● PROBLEM DETAILS: Where in the material does the word "icon" appear? Copy each line that has it.

● RECORDS TO PROCESS:
________________________________________
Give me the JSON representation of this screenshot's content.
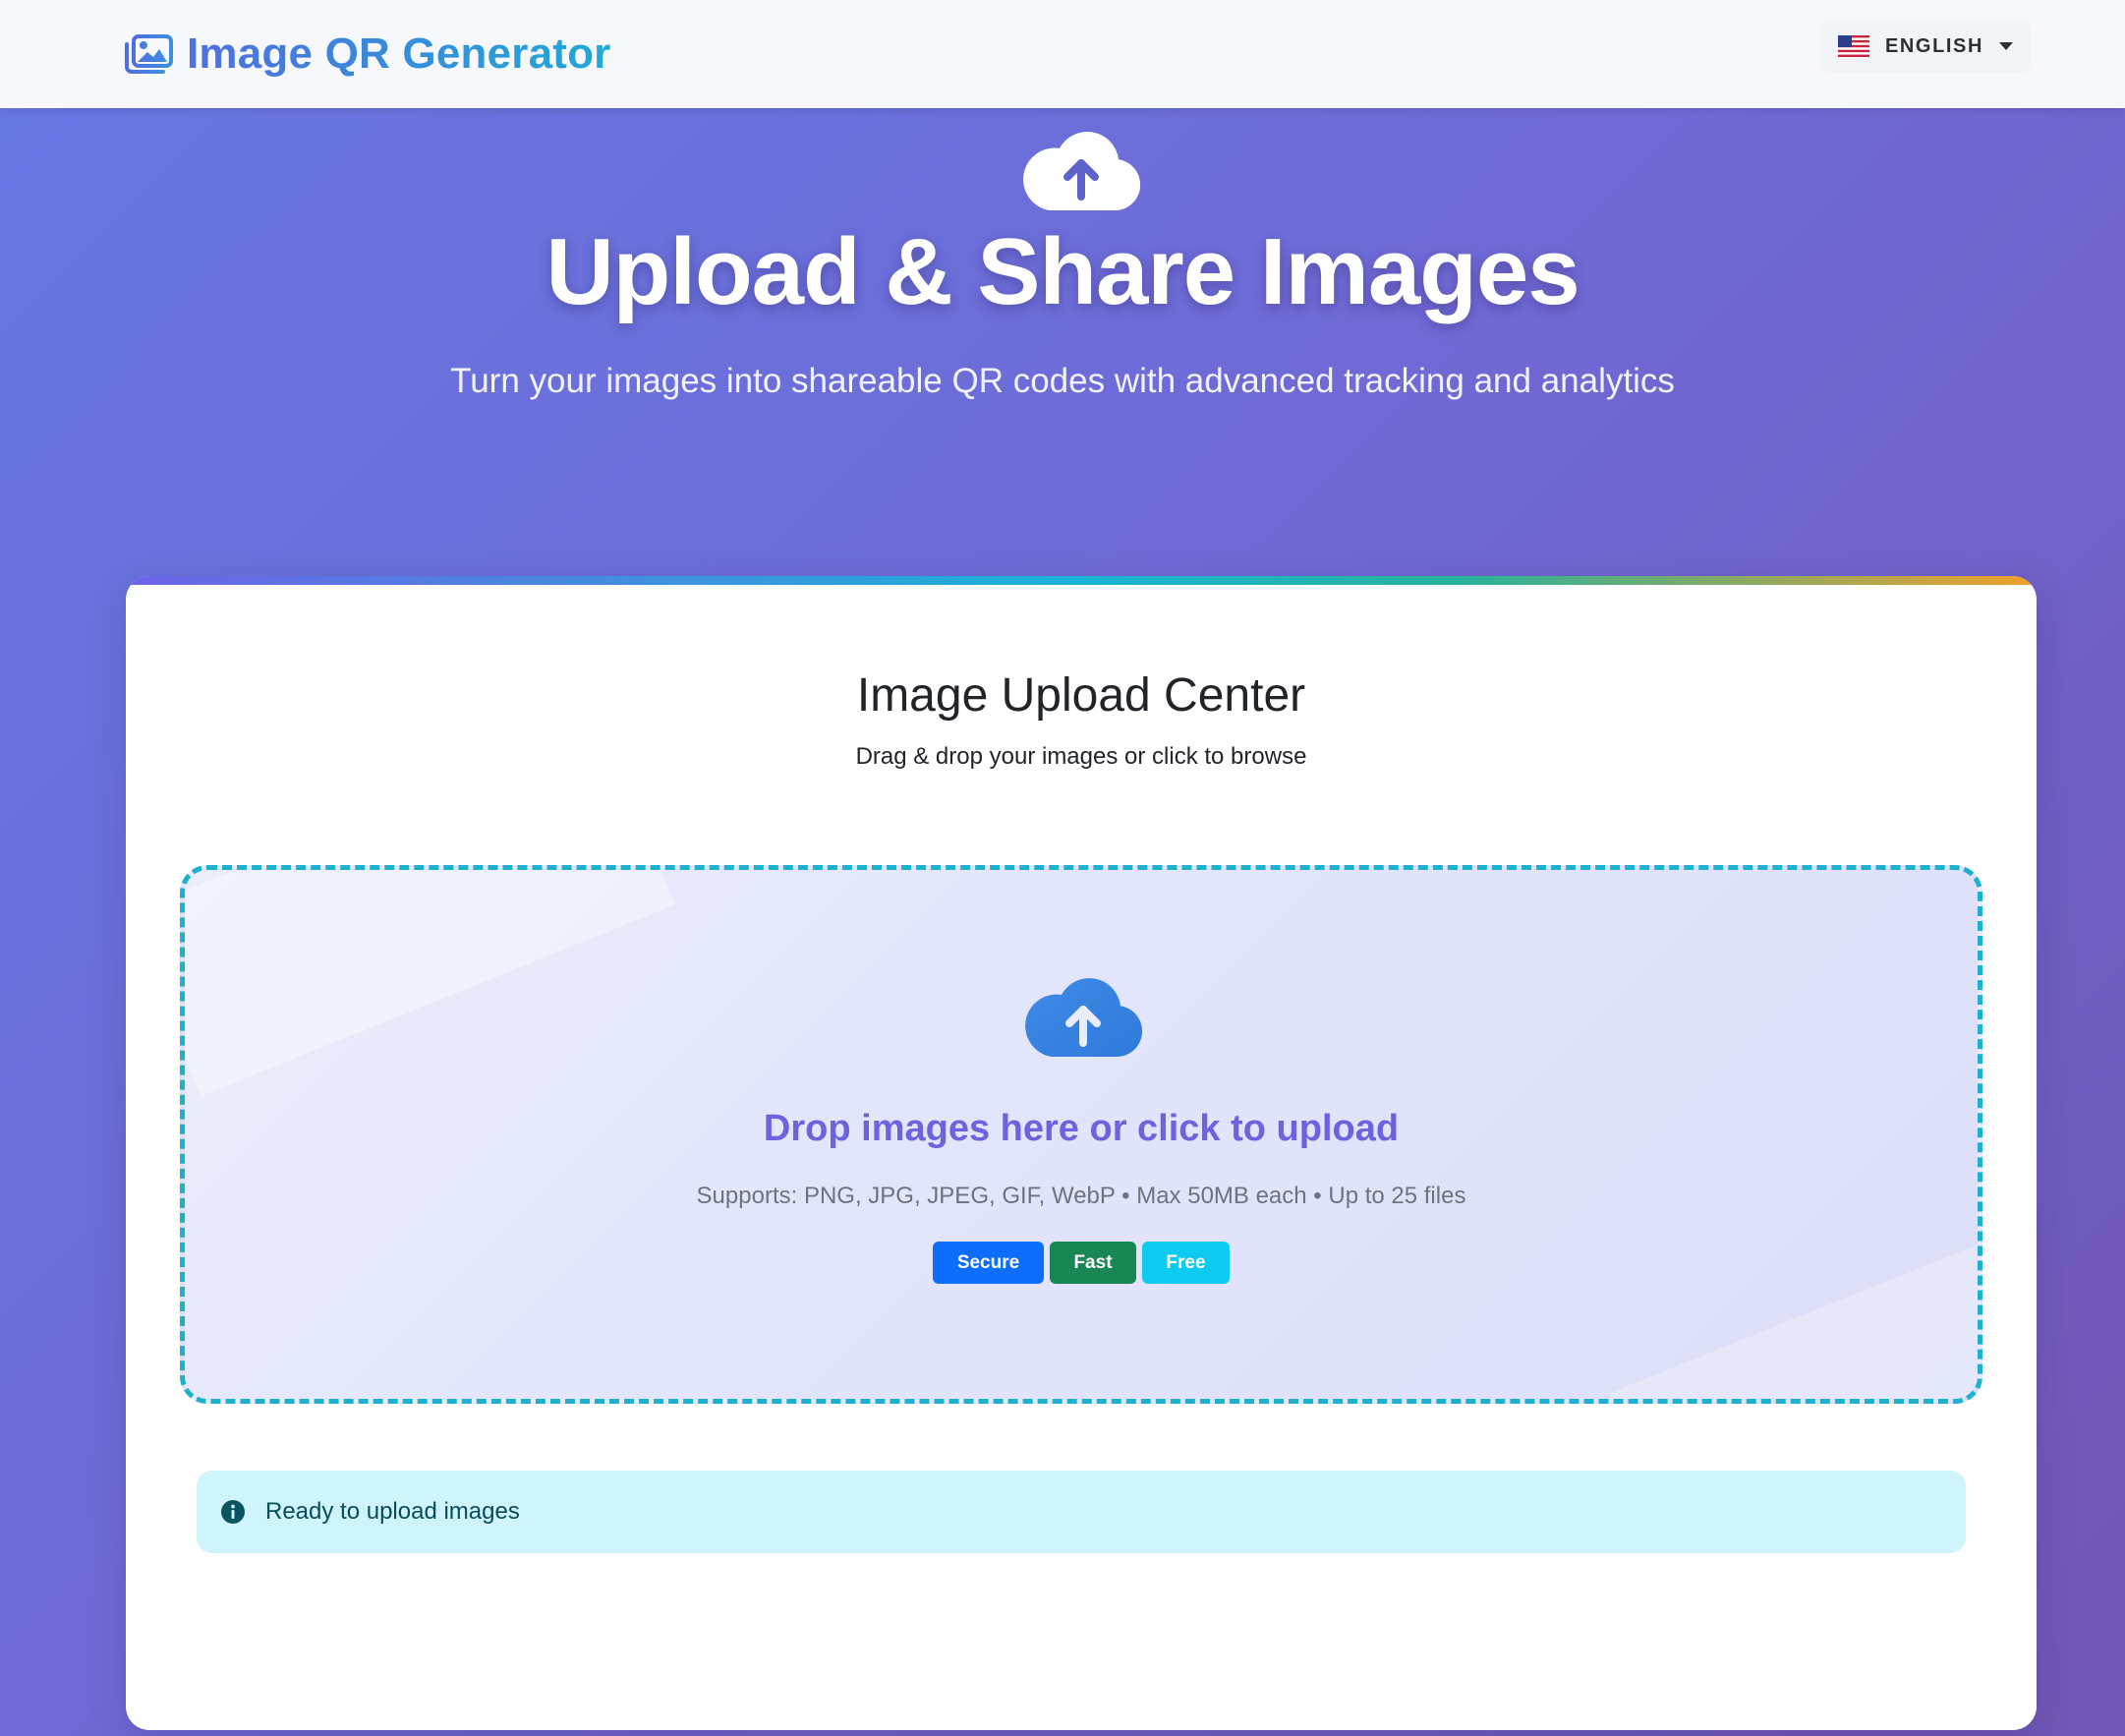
{
  "navbar": {
    "brand_text": "Image QR Generator",
    "language_label": "ENGLISH",
    "language_flag": "us-flag-icon"
  },
  "hero": {
    "icon": "cloud-upload-icon",
    "title": "Upload & Share Images",
    "subtitle": "Turn your images into shareable QR codes with advanced tracking and analytics"
  },
  "upload_card": {
    "title": "Image Upload Center",
    "subtitle": "Drag & drop your images or click to browse",
    "dropzone": {
      "icon": "cloud-upload-icon",
      "title": "Drop images here or click to upload",
      "supports": "Supports: PNG, JPG, JPEG, GIF, WebP • Max 50MB each • Up to 25 files",
      "badges": [
        {
          "label": "Secure",
          "color": "#0d6efd"
        },
        {
          "label": "Fast",
          "color": "#198754"
        },
        {
          "label": "Free",
          "color": "#0dcaf0"
        }
      ]
    },
    "status": {
      "icon": "info-icon",
      "text": "Ready to upload images"
    }
  },
  "colors": {
    "accent": "#6b63e0",
    "dropzone_border": "#1cb2cf",
    "info_bg": "#cff4fc"
  }
}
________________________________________
● RESPONSE TO THE EXERCISE:
    "language_flag": "us-flag-icon"
    "icon": "cloud-upload-icon",
      "icon": "cloud-upload-icon",
      "icon": "info-icon",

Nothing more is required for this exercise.